## Page and application data records
══════════

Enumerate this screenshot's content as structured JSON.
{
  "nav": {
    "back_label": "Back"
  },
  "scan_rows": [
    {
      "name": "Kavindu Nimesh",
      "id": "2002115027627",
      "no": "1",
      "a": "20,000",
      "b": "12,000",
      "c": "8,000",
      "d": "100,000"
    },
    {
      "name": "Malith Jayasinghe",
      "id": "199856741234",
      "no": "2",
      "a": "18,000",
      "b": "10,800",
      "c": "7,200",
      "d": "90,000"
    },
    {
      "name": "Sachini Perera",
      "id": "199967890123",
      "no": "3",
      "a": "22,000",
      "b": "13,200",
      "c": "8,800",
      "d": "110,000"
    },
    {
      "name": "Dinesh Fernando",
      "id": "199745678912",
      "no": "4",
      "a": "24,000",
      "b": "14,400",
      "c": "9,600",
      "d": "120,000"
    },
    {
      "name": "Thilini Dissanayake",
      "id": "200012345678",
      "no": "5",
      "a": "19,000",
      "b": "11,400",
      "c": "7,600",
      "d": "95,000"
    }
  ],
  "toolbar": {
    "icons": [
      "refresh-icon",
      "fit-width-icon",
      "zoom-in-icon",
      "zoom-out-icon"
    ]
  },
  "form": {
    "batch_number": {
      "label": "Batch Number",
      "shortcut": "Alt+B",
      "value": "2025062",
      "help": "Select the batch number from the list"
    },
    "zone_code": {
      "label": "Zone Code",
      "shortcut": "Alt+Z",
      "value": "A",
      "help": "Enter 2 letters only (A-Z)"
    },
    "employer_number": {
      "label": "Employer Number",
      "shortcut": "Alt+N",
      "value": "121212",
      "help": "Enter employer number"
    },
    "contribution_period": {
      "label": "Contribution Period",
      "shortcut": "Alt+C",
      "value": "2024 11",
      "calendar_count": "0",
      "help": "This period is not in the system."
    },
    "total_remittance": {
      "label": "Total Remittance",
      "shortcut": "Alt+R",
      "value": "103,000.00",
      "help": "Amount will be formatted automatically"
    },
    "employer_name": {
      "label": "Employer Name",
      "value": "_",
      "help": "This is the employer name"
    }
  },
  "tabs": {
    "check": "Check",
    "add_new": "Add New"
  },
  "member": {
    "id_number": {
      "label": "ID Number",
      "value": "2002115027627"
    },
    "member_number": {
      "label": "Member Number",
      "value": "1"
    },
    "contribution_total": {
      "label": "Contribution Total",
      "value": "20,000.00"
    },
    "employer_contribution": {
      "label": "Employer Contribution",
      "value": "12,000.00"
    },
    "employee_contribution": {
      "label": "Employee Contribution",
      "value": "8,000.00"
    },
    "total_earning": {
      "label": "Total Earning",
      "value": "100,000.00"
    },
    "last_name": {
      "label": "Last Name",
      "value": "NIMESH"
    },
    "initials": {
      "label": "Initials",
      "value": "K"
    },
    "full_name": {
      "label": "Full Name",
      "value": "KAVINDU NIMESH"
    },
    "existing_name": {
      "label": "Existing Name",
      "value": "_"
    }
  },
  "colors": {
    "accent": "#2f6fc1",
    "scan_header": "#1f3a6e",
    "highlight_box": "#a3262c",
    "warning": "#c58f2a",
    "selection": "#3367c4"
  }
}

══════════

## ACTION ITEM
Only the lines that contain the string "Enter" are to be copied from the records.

## TASK SOLUTION
      "help": "Enter 2 letters only (A-Z)"
      "help": "Enter employer number"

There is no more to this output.